The recycling and secondary aluminum market has been severely impacted by the Chinese limitations on scrap imports (specifically the “Green Fence” policy and the 50% import duty on US scrap), which left the US with large amounts of scrap that would have normally been exported to China, and for which there is simply not enough processing capacity in North America. The immediate consequences were lower scrap and secondary aluminum prices, and spreads widened to historic levels. New countries (in Asia outside of China) are now increasingly importing North American aluminum scrap, but the lost volumes from China are very difficult to replace any time soon, as building up adequate processing plants and the necessary infrastructure takes both significant investment and months, if not years, to train people to become skilled sorters. So there certainly remain opportunities for re-growth in US aluminum scrap processing and we have already seen investment announcements, but with a limited A380 market, we will need to find new ways to turn aluminum scrap back into higher value alloys/products. Some are hoping that lower metal prices will help increase re-shoring of lost die casting production volume, but most die casters are already running at full capacity and with the skilled labor shortage, re-shoring will be difficult to a large extent. Users like Reynolds consumer products reported that the reduced secondary alloy prices, combined with high primary prices due to the tariffs, are driving them to better analyze possibilities to replace primary alloys, at least in part, with certain types of scrap.

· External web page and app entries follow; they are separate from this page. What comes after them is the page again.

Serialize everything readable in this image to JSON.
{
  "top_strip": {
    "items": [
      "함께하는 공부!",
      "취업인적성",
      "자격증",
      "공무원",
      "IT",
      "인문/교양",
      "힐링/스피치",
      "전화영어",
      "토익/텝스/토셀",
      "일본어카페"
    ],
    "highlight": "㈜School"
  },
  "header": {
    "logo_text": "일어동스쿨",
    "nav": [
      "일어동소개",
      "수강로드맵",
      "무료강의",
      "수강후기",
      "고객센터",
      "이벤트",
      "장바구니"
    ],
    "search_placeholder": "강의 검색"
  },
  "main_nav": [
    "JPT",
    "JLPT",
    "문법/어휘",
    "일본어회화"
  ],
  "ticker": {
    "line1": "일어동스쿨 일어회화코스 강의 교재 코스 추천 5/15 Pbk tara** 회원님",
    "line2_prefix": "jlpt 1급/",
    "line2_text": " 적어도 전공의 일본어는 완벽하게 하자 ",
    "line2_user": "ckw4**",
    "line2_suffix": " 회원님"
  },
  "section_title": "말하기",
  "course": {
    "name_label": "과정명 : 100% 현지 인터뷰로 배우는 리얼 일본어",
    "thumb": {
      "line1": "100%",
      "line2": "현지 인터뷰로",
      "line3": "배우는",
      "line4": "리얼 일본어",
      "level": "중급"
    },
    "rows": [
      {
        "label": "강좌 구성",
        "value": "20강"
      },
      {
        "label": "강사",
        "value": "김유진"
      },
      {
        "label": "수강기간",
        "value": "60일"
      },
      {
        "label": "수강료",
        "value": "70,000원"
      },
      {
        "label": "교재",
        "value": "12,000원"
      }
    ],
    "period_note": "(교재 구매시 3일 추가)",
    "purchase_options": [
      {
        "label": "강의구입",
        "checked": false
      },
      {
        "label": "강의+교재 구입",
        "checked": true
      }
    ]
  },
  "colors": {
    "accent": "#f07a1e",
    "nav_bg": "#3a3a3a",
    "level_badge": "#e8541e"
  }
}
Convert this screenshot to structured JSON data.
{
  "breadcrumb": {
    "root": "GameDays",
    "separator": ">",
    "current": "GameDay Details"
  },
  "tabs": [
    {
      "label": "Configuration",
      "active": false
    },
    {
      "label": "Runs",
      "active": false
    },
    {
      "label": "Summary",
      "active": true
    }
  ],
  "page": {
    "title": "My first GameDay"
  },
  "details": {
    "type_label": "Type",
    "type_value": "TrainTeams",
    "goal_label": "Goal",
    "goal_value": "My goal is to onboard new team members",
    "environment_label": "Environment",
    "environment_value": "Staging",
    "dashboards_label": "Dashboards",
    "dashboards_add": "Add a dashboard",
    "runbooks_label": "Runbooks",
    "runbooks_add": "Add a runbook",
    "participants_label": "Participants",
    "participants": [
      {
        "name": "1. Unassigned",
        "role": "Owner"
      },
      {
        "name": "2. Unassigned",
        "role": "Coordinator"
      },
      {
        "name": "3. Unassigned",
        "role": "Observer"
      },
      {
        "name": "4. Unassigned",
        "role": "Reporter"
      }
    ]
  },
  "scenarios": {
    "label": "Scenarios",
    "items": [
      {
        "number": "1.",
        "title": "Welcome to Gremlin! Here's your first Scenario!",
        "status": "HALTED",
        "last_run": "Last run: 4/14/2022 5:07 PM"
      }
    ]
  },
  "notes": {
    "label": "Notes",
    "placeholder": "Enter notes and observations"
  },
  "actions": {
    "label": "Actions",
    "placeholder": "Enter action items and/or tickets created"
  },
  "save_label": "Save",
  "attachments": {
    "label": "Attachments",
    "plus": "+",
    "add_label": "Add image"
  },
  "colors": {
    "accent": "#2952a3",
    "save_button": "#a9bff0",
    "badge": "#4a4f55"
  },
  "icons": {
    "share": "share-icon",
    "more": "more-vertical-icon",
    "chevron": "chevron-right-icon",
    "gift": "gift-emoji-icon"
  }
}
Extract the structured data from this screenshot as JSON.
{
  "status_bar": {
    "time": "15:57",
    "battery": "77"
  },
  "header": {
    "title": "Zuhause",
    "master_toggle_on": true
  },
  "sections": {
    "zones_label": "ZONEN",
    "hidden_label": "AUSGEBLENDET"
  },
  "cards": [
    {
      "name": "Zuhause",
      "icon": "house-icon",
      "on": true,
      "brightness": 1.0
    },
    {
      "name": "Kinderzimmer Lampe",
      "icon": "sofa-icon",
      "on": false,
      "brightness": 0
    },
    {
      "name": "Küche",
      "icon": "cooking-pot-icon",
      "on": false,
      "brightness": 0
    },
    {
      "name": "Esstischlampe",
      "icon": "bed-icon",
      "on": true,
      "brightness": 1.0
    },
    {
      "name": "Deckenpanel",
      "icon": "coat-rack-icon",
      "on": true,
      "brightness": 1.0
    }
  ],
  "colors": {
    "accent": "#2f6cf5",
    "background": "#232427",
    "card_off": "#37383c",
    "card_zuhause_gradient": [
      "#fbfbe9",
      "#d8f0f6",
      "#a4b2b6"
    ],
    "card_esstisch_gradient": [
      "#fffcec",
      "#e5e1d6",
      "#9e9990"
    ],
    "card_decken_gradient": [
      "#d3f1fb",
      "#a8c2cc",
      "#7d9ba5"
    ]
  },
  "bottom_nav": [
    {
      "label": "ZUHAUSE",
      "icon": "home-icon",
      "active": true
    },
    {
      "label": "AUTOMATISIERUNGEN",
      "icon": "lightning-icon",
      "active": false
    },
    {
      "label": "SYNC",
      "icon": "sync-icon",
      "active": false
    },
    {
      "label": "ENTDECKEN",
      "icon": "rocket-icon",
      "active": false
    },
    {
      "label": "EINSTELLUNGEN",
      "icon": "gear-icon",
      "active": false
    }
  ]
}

As for aluminum semis, the surplus in China and deficit ex-China continues. Net exports from China grew, even in 2018, despite the tariffs in the US. This was mainly explained by the weak Chinese currency (RMB). The biggest growth of these exports was into other Asian countries, and this expansion was the main driver for internal Chinese primary aluminum demand.
Outlook for 2019
As for the outlook for 2019, most presenters agreed that it remains positive for 2019, with continued growth in supply (3-4%) and demand (2-3%) in several sectors, especially transport. The estimated primary market balance is expected again to be negative (with China almost balanced). However, with possibly lower input costs (not all agreed with this) and potential supply increases both in China and ex-China, aluminum prices are likely not increasing. Regional premiums are expected to go down with reintroduction of Rusal metal, but most presenters and participants don’t expect the 232 tariffs to be lifted under the current administration, which will leave North America with the highest aluminum prices in the world.
About Eccomelt356.2 | Direct Substitute for A356.2 Ingot, Sow & T-bar
Alongside Alcan R&D, Eccomelt has developed a patented revolutionary process that produces a specification alloy from aluminum wheels at a lower cost than traditional methods and that meets that EPA definition of CLEAN CHARGE.
Eccomelt ships products to foundries within North America including the United States, Canada, and Mexico, and worldwide, such as France, Ireland, Italy, Serbia, and Spain. Our product is the material of choice for many consumers because it is chemically pure and environmentally-friendly. Its shredded form has achieved higher melting rates than Ingot, Sow or T-Bar. Environmental testing has also proven the process eliminates all coatings.
If you are an industry affected by the tariffs and proposed sanctions and looking for alternatives please give us a call. We can be contacted at (888) 356-9557 or visit our website and fill out our contact form.